Excerpts from an interface dataset:

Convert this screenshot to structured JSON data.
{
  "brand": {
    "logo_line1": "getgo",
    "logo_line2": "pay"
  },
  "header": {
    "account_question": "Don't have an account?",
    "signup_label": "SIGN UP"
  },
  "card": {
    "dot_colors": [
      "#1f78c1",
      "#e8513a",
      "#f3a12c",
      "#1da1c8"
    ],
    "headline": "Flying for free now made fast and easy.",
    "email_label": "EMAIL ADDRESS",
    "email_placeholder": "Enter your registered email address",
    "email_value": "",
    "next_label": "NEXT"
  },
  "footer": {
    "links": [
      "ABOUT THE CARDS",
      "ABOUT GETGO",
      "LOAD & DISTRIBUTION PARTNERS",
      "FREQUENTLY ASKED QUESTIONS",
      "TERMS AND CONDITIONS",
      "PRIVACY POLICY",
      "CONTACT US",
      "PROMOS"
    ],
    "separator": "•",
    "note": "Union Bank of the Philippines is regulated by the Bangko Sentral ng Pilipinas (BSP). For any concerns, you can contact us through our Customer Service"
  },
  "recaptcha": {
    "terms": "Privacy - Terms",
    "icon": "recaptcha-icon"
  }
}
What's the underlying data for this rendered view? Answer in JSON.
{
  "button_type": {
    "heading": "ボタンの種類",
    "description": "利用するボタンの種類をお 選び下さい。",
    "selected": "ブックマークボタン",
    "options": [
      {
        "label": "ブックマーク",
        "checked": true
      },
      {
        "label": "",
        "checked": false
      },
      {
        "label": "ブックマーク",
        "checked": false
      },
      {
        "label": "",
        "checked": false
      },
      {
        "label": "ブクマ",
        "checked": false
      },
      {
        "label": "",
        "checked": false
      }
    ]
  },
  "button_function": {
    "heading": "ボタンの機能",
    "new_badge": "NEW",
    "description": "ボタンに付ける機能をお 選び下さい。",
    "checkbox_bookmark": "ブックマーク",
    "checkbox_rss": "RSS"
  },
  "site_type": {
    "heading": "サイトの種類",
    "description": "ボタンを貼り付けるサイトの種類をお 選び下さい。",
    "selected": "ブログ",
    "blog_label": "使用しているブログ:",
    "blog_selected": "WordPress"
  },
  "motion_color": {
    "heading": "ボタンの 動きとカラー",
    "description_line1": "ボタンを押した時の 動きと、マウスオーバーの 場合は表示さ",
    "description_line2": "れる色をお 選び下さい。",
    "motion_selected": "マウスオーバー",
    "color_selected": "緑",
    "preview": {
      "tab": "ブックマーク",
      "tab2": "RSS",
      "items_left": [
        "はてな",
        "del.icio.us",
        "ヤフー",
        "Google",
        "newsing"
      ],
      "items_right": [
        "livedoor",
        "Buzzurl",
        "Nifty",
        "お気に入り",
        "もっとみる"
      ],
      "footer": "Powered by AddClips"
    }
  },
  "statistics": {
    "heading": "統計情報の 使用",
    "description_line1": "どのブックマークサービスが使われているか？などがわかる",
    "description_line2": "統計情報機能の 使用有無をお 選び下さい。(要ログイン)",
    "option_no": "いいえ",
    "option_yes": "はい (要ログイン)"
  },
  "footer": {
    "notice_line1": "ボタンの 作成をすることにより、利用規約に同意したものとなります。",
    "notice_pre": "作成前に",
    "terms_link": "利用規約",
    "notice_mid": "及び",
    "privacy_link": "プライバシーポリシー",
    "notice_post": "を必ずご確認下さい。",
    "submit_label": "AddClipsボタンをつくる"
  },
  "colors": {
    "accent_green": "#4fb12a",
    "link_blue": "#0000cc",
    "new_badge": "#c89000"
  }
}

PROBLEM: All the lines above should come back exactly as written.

EXERCISE OUTPUT:
Convert this screenshot to structured JSON data.
{
  "brand": {
    "logo_line1": "getgo",
    "logo_line2": "pay"
  },
  "header": {
    "account_question": "Don't have an account?",
    "signup_label": "SIGN UP"
  },
  "card": {
    "dot_colors": [
      "#1f78c1",
      "#e8513a",
      "#f3a12c",
      "#1da1c8"
    ],
    "headline": "Flying for free now made fast and easy.",
    "email_label": "EMAIL ADDRESS",
    "email_placeholder": "Enter your registered email address",
    "email_value": "",
    "next_label": "NEXT"
  },
  "footer": {
    "links": [
      "ABOUT THE CARDS",
      "ABOUT GETGO",
      "LOAD & DISTRIBUTION PARTNERS",
      "FREQUENTLY ASKED QUESTIONS",
      "TERMS AND CONDITIONS",
      "PRIVACY POLICY",
      "CONTACT US",
      "PROMOS"
    ],
    "separator": "•",
    "note": "Union Bank of the Philippines is regulated by the Bangko Sentral ng Pilipinas (BSP). For any concerns, you can contact us through our Customer Service"
  },
  "recaptcha": {
    "terms": "Privacy - Terms",
    "icon": "recaptcha-icon"
  }
}
What's the underlying data for this rendered view? Answer in JSON.
{
  "button_type": {
    "heading": "ボタンの種類",
    "description": "利用するボタンの種類をお 選び下さい。",
    "selected": "ブックマークボタン",
    "options": [
      {
        "label": "ブックマーク",
        "checked": true
      },
      {
        "label": "",
        "checked": false
      },
      {
        "label": "ブックマーク",
        "checked": false
      },
      {
        "label": "",
        "checked": false
      },
      {
        "label": "ブクマ",
        "checked": false
      },
      {
        "label": "",
        "checked": false
      }
    ]
  },
  "button_function": {
    "heading": "ボタンの機能",
    "new_badge": "NEW",
    "description": "ボタンに付ける機能をお 選び下さい。",
    "checkbox_bookmark": "ブックマーク",
    "checkbox_rss": "RSS"
  },
  "site_type": {
    "heading": "サイトの種類",
    "description": "ボタンを貼り付けるサイトの種類をお 選び下さい。",
    "selected": "ブログ",
    "blog_label": "使用しているブログ:",
    "blog_selected": "WordPress"
  },
  "motion_color": {
    "heading": "ボタンの 動きとカラー",
    "description_line1": "ボタンを押した時の 動きと、マウスオーバーの 場合は表示さ",
    "description_line2": "れる色をお 選び下さい。",
    "motion_selected": "マウスオーバー",
    "color_selected": "緑",
    "preview": {
      "tab": "ブックマーク",
      "tab2": "RSS",
      "items_left": [
        "はてな",
        "del.icio.us",
        "ヤフー",
        "Google",
        "newsing"
      ],
      "items_right": [
        "livedoor",
        "Buzzurl",
        "Nifty",
        "お気に入り",
        "もっとみる"
      ],
      "footer": "Powered by AddClips"
    }
  },
  "statistics": {
    "heading": "統計情報の 使用",
    "description_line1": "どのブックマークサービスが使われているか？などがわかる",
    "description_line2": "統計情報機能の 使用有無をお 選び下さい。(要ログイン)",
    "option_no": "いいえ",
    "option_yes": "はい (要ログイン)"
  },
  "footer": {
    "notice_line1": "ボタンの 作成をすることにより、利用規約に同意したものとなります。",
    "notice_pre": "作成前に",
    "terms_link": "利用規約",
    "notice_mid": "及び",
    "privacy_link": "プライバシーポリシー",
    "notice_post": "を必ずご確認下さい。",
    "submit_label": "AddClipsボタンをつくる"
  },
  "colors": {
    "accent_green": "#4fb12a",
    "link_blue": "#0000cc",
    "new_badge": "#c89000"
  }
}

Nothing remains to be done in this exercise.